Stored data entries
-- Opening Marker --

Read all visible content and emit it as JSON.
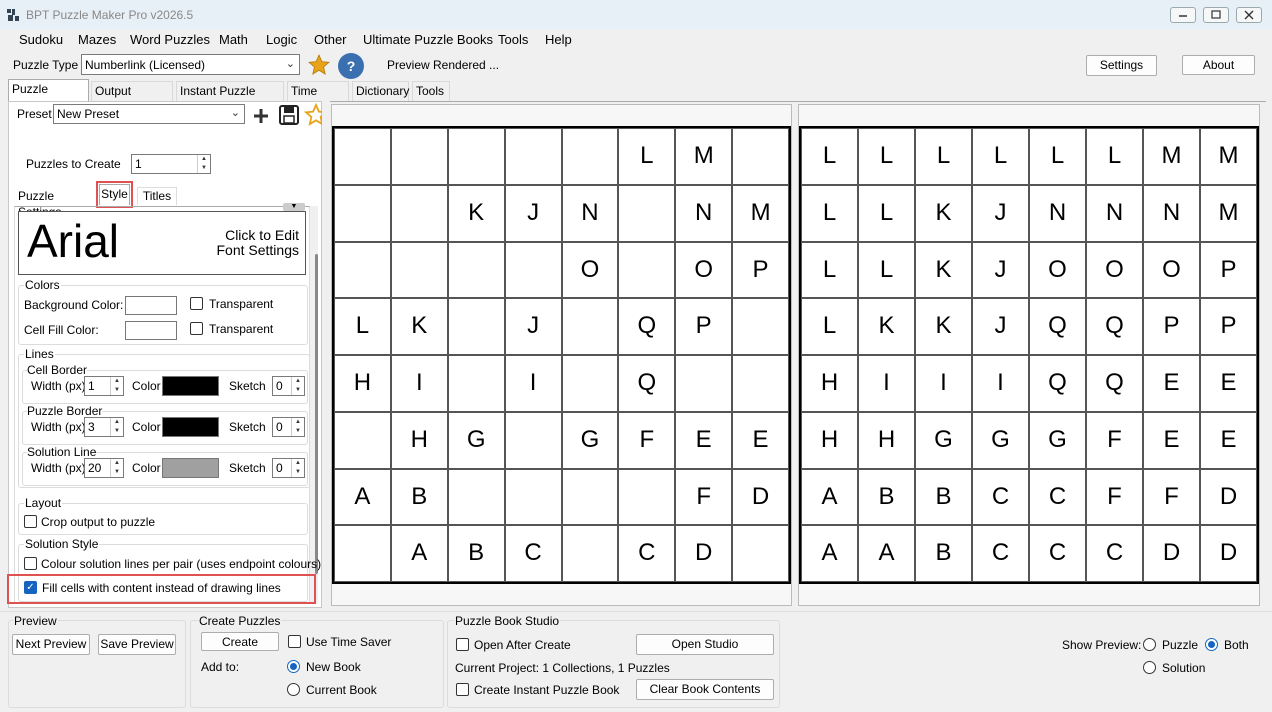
{
  "window": {
    "title": "BPT Puzzle Maker Pro v2026.5"
  },
  "menu": [
    "Sudoku",
    "Mazes",
    "Word Puzzles",
    "Math",
    "Logic",
    "Other",
    "Ultimate Puzzle Books",
    "Tools",
    "Help"
  ],
  "toolbar": {
    "puzzle_type_label": "Puzzle Type",
    "puzzle_type_value": "Numberlink (Licensed)",
    "status": "Preview Rendered ...",
    "settings_label": "Settings",
    "about_label": "About",
    "help_glyph": "?"
  },
  "main_tabs": [
    "Puzzle Settings",
    "Output Settings",
    "Instant Puzzle Books",
    "Time Saver",
    "Dictionary",
    "Tools"
  ],
  "preset": {
    "label": "Preset",
    "value": "New Preset"
  },
  "puzzles_to_create": {
    "label": "Puzzles to Create",
    "value": "1"
  },
  "sub_tabs": [
    "Puzzle Settings",
    "Style",
    "Titles"
  ],
  "font_preview": {
    "font_name": "Arial",
    "hint_line1": "Click to Edit",
    "hint_line2": "Font Settings"
  },
  "colors": {
    "heading": "Colors",
    "background_label": "Background Color:",
    "cell_fill_label": "Cell Fill Color:",
    "transparent_label": "Transparent"
  },
  "lines": {
    "heading": "Lines",
    "width_label": "Width (px)",
    "color_label": "Color",
    "sketch_label": "Sketch",
    "cell_border": {
      "title": "Cell Border",
      "width": "1",
      "sketch": "0",
      "color": "#000000"
    },
    "puzzle_border": {
      "title": "Puzzle Border",
      "width": "3",
      "sketch": "0",
      "color": "#000000"
    },
    "solution_line": {
      "title": "Solution Line",
      "width": "20",
      "sketch": "0",
      "color": "#a0a0a0"
    }
  },
  "layout": {
    "heading": "Layout",
    "crop_label": "Crop output to puzzle"
  },
  "solution_style": {
    "heading": "Solution Style",
    "colour_lines_label": "Colour solution lines per pair (uses endpoint colours)",
    "fill_cells_label": "Fill cells with content instead of drawing lines",
    "fill_cells_checked": true
  },
  "puzzle_grid": [
    [
      "",
      "",
      "",
      "",
      "",
      "L",
      "M",
      ""
    ],
    [
      "",
      "",
      "K",
      "J",
      "N",
      "",
      "N",
      "M"
    ],
    [
      "",
      "",
      "",
      "",
      "O",
      "",
      "O",
      "P"
    ],
    [
      "L",
      "K",
      "",
      "J",
      "",
      "Q",
      "P",
      ""
    ],
    [
      "H",
      "I",
      "",
      "I",
      "",
      "Q",
      "",
      ""
    ],
    [
      "",
      "H",
      "G",
      "",
      "G",
      "F",
      "E",
      "E"
    ],
    [
      "A",
      "B",
      "",
      "",
      "",
      "",
      "F",
      "D"
    ],
    [
      "",
      "A",
      "B",
      "C",
      "",
      "C",
      "D",
      ""
    ]
  ],
  "solution_grid": [
    [
      "L",
      "L",
      "L",
      "L",
      "L",
      "L",
      "M",
      "M"
    ],
    [
      "L",
      "L",
      "K",
      "J",
      "N",
      "N",
      "N",
      "M"
    ],
    [
      "L",
      "L",
      "K",
      "J",
      "O",
      "O",
      "O",
      "P"
    ],
    [
      "L",
      "K",
      "K",
      "J",
      "Q",
      "Q",
      "P",
      "P"
    ],
    [
      "H",
      "I",
      "I",
      "I",
      "Q",
      "Q",
      "E",
      "E"
    ],
    [
      "H",
      "H",
      "G",
      "G",
      "G",
      "F",
      "E",
      "E"
    ],
    [
      "A",
      "B",
      "B",
      "C",
      "C",
      "F",
      "F",
      "D"
    ],
    [
      "A",
      "A",
      "B",
      "C",
      "C",
      "C",
      "D",
      "D"
    ]
  ],
  "preview_group": {
    "heading": "Preview",
    "next_label": "Next Preview",
    "save_label": "Save Preview"
  },
  "create_group": {
    "heading": "Create Puzzles",
    "create_label": "Create",
    "use_time_saver_label": "Use Time Saver",
    "add_to_label": "Add to:",
    "new_book_label": "New Book",
    "current_book_label": "Current Book"
  },
  "studio_group": {
    "heading": "Puzzle Book Studio",
    "open_after_label": "Open After Create",
    "open_studio_label": "Open Studio",
    "current_project": "Current Project: 1 Collections, 1 Puzzles",
    "instant_book_label": "Create Instant Puzzle Book",
    "clear_label": "Clear Book Contents"
  },
  "show_preview": {
    "label": "Show Preview:",
    "puzzle": "Puzzle",
    "both": "Both",
    "solution": "Solution"
  },
  "accent_color": "#1565c0",
  "highlight_color": "#e05252"
}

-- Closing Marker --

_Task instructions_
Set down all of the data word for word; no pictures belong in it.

_Task answer_
Read all visible content and emit it as JSON.
{
  "window": {
    "title": "BPT Puzzle Maker Pro v2026.5"
  },
  "menu": [
    "Sudoku",
    "Mazes",
    "Word Puzzles",
    "Math",
    "Logic",
    "Other",
    "Ultimate Puzzle Books",
    "Tools",
    "Help"
  ],
  "toolbar": {
    "puzzle_type_label": "Puzzle Type",
    "puzzle_type_value": "Numberlink (Licensed)",
    "status": "Preview Rendered ...",
    "settings_label": "Settings",
    "about_label": "About",
    "help_glyph": "?"
  },
  "main_tabs": [
    "Puzzle Settings",
    "Output Settings",
    "Instant Puzzle Books",
    "Time Saver",
    "Dictionary",
    "Tools"
  ],
  "preset": {
    "label": "Preset",
    "value": "New Preset"
  },
  "puzzles_to_create": {
    "label": "Puzzles to Create",
    "value": "1"
  },
  "sub_tabs": [
    "Puzzle Settings",
    "Style",
    "Titles"
  ],
  "font_preview": {
    "font_name": "Arial",
    "hint_line1": "Click to Edit",
    "hint_line2": "Font Settings"
  },
  "colors": {
    "heading": "Colors",
    "background_label": "Background Color:",
    "cell_fill_label": "Cell Fill Color:",
    "transparent_label": "Transparent"
  },
  "lines": {
    "heading": "Lines",
    "width_label": "Width (px)",
    "color_label": "Color",
    "sketch_label": "Sketch",
    "cell_border": {
      "title": "Cell Border",
      "width": "1",
      "sketch": "0",
      "color": "#000000"
    },
    "puzzle_border": {
      "title": "Puzzle Border",
      "width": "3",
      "sketch": "0",
      "color": "#000000"
    },
    "solution_line": {
      "title": "Solution Line",
      "width": "20",
      "sketch": "0",
      "color": "#a0a0a0"
    }
  },
  "layout": {
    "heading": "Layout",
    "crop_label": "Crop output to puzzle"
  },
  "solution_style": {
    "heading": "Solution Style",
    "colour_lines_label": "Colour solution lines per pair (uses endpoint colours)",
    "fill_cells_label": "Fill cells with content instead of drawing lines",
    "fill_cells_checked": true
  },
  "puzzle_grid": [
    [
      "",
      "",
      "",
      "",
      "",
      "L",
      "M",
      ""
    ],
    [
      "",
      "",
      "K",
      "J",
      "N",
      "",
      "N",
      "M"
    ],
    [
      "",
      "",
      "",
      "",
      "O",
      "",
      "O",
      "P"
    ],
    [
      "L",
      "K",
      "",
      "J",
      "",
      "Q",
      "P",
      ""
    ],
    [
      "H",
      "I",
      "",
      "I",
      "",
      "Q",
      "",
      ""
    ],
    [
      "",
      "H",
      "G",
      "",
      "G",
      "F",
      "E",
      "E"
    ],
    [
      "A",
      "B",
      "",
      "",
      "",
      "",
      "F",
      "D"
    ],
    [
      "",
      "A",
      "B",
      "C",
      "",
      "C",
      "D",
      ""
    ]
  ],
  "solution_grid": [
    [
      "L",
      "L",
      "L",
      "L",
      "L",
      "L",
      "M",
      "M"
    ],
    [
      "L",
      "L",
      "K",
      "J",
      "N",
      "N",
      "N",
      "M"
    ],
    [
      "L",
      "L",
      "K",
      "J",
      "O",
      "O",
      "O",
      "P"
    ],
    [
      "L",
      "K",
      "K",
      "J",
      "Q",
      "Q",
      "P",
      "P"
    ],
    [
      "H",
      "I",
      "I",
      "I",
      "Q",
      "Q",
      "E",
      "E"
    ],
    [
      "H",
      "H",
      "G",
      "G",
      "G",
      "F",
      "E",
      "E"
    ],
    [
      "A",
      "B",
      "B",
      "C",
      "C",
      "F",
      "F",
      "D"
    ],
    [
      "A",
      "A",
      "B",
      "C",
      "C",
      "C",
      "D",
      "D"
    ]
  ],
  "preview_group": {
    "heading": "Preview",
    "next_label": "Next Preview",
    "save_label": "Save Preview"
  },
  "create_group": {
    "heading": "Create Puzzles",
    "create_label": "Create",
    "use_time_saver_label": "Use Time Saver",
    "add_to_label": "Add to:",
    "new_book_label": "New Book",
    "current_book_label": "Current Book"
  },
  "studio_group": {
    "heading": "Puzzle Book Studio",
    "open_after_label": "Open After Create",
    "open_studio_label": "Open Studio",
    "current_project": "Current Project: 1 Collections, 1 Puzzles",
    "instant_book_label": "Create Instant Puzzle Book",
    "clear_label": "Clear Book Contents"
  },
  "show_preview": {
    "label": "Show Preview:",
    "puzzle": "Puzzle",
    "both": "Both",
    "solution": "Solution"
  },
  "accent_color": "#1565c0",
  "highlight_color": "#e05252"
}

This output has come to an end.